- **Problem statement**: Set down every entry once more, character for character.

- **Materials provided**:
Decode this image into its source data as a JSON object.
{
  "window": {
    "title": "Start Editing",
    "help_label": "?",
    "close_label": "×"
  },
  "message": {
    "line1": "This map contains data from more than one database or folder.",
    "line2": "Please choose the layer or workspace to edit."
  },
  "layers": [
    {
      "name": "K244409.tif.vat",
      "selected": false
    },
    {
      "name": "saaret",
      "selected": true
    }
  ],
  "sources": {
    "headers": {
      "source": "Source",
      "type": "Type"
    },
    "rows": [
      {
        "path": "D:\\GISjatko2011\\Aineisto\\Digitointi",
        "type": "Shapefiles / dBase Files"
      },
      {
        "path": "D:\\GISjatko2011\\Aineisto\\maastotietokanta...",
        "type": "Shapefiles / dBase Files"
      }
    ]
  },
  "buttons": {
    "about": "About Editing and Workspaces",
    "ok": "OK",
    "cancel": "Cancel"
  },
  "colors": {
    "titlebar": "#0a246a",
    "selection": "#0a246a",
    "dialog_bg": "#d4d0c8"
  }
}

- **Output**:
Decode this image into its source data as a JSON object.
{
  "window": {
    "title": "Start Editing",
    "help_label": "?",
    "close_label": "×"
  },
  "message": {
    "line1": "This map contains data from more than one database or folder.",
    "line2": "Please choose the layer or workspace to edit."
  },
  "layers": [
    {
      "name": "K244409.tif.vat",
      "selected": false
    },
    {
      "name": "saaret",
      "selected": true
    }
  ],
  "sources": {
    "headers": {
      "source": "Source",
      "type": "Type"
    },
    "rows": [
      {
        "path": "D:\\GISjatko2011\\Aineisto\\Digitointi",
        "type": "Shapefiles / dBase Files"
      },
      {
        "path": "D:\\GISjatko2011\\Aineisto\\maastotietokanta...",
        "type": "Shapefiles / dBase Files"
      }
    ]
  },
  "buttons": {
    "about": "About Editing and Workspaces",
    "ok": "OK",
    "cancel": "Cancel"
  },
  "colors": {
    "titlebar": "#0a246a",
    "selection": "#0a246a",
    "dialog_bg": "#d4d0c8"
  }
}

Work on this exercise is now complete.